§ **WHAT YOU HAVE TO DO**
Nothing but the pictures should go missing; return all the entries below exactly.
....................
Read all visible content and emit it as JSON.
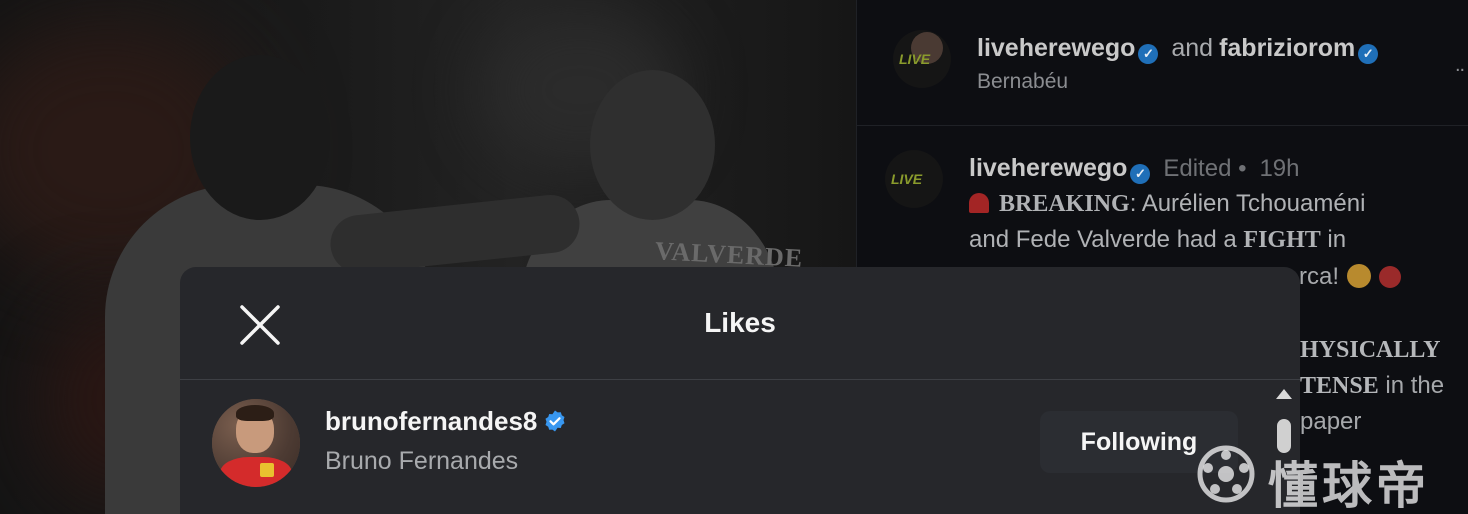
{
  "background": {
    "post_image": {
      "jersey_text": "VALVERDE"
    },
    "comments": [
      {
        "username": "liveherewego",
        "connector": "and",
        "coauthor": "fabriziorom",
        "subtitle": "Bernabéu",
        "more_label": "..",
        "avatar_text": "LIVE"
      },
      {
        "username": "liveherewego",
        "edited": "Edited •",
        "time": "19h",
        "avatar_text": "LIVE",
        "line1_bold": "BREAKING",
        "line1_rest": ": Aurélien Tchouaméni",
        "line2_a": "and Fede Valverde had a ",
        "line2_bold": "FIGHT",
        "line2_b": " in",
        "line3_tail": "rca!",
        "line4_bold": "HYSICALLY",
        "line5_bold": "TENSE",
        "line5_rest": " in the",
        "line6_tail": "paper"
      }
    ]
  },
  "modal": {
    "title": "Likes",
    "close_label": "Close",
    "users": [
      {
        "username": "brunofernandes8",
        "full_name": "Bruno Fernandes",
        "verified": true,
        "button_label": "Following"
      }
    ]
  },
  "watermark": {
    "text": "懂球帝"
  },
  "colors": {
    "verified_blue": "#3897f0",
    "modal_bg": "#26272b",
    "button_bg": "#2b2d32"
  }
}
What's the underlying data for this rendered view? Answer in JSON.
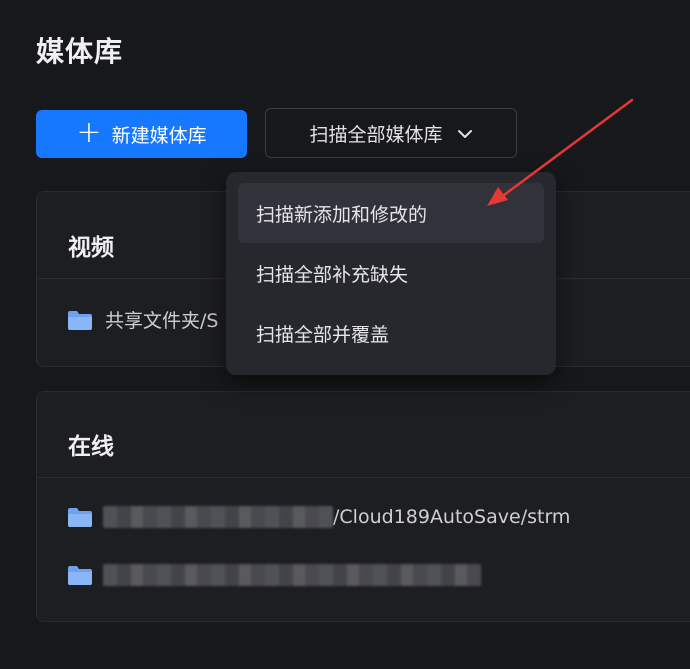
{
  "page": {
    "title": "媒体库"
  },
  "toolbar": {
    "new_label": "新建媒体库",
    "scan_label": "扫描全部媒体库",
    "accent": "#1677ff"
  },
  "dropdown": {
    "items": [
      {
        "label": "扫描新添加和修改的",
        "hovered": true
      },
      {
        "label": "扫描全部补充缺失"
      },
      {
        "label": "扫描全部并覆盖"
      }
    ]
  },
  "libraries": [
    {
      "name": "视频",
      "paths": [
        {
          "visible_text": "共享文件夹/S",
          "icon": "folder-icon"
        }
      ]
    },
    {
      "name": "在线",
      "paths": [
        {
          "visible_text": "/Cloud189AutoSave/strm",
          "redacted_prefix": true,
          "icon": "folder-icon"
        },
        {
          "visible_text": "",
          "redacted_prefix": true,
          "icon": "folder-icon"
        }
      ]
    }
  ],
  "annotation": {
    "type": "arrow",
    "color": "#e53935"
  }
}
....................
§ **RESULT FOR THIS EXERCISE**
Read all visible content and emit it as JSON.
{
  "background": {
    "post_image": {
      "jersey_text": "VALVERDE"
    },
    "comments": [
      {
        "username": "liveherewego",
        "connector": "and",
        "coauthor": "fabriziorom",
        "subtitle": "Bernabéu",
        "more_label": "..",
        "avatar_text": "LIVE"
      },
      {
        "username": "liveherewego",
        "edited": "Edited •",
        "time": "19h",
        "avatar_text": "LIVE",
        "line1_bold": "BREAKING",
        "line1_rest": ": Aurélien Tchouaméni",
        "line2_a": "and Fede Valverde had a ",
        "line2_bold": "FIGHT",
        "line2_b": " in",
        "line3_tail": "rca!",
        "line4_bold": "HYSICALLY",
        "line5_bold": "TENSE",
        "line5_rest": " in the",
        "line6_tail": "paper"
      }
    ]
  },
  "modal": {
    "title": "Likes",
    "close_label": "Close",
    "users": [
      {
        "username": "brunofernandes8",
        "full_name": "Bruno Fernandes",
        "verified": true,
        "button_label": "Following"
      }
    ]
  },
  "watermark": {
    "text": "懂球帝"
  },
  "colors": {
    "verified_blue": "#3897f0",
    "modal_bg": "#26272b",
    "button_bg": "#2b2d32"
  }
}
What's the underlying data for this rendered view? Answer in JSON.
{
  "page": {
    "title": "媒体库"
  },
  "toolbar": {
    "new_label": "新建媒体库",
    "scan_label": "扫描全部媒体库",
    "accent": "#1677ff"
  },
  "dropdown": {
    "items": [
      {
        "label": "扫描新添加和修改的",
        "hovered": true
      },
      {
        "label": "扫描全部补充缺失"
      },
      {
        "label": "扫描全部并覆盖"
      }
    ]
  },
  "libraries": [
    {
      "name": "视频",
      "paths": [
        {
          "visible_text": "共享文件夹/S",
          "icon": "folder-icon"
        }
      ]
    },
    {
      "name": "在线",
      "paths": [
        {
          "visible_text": "/Cloud189AutoSave/strm",
          "redacted_prefix": true,
          "icon": "folder-icon"
        },
        {
          "visible_text": "",
          "redacted_prefix": true,
          "icon": "folder-icon"
        }
      ]
    }
  ],
  "annotation": {
    "type": "arrow",
    "color": "#e53935"
  }
}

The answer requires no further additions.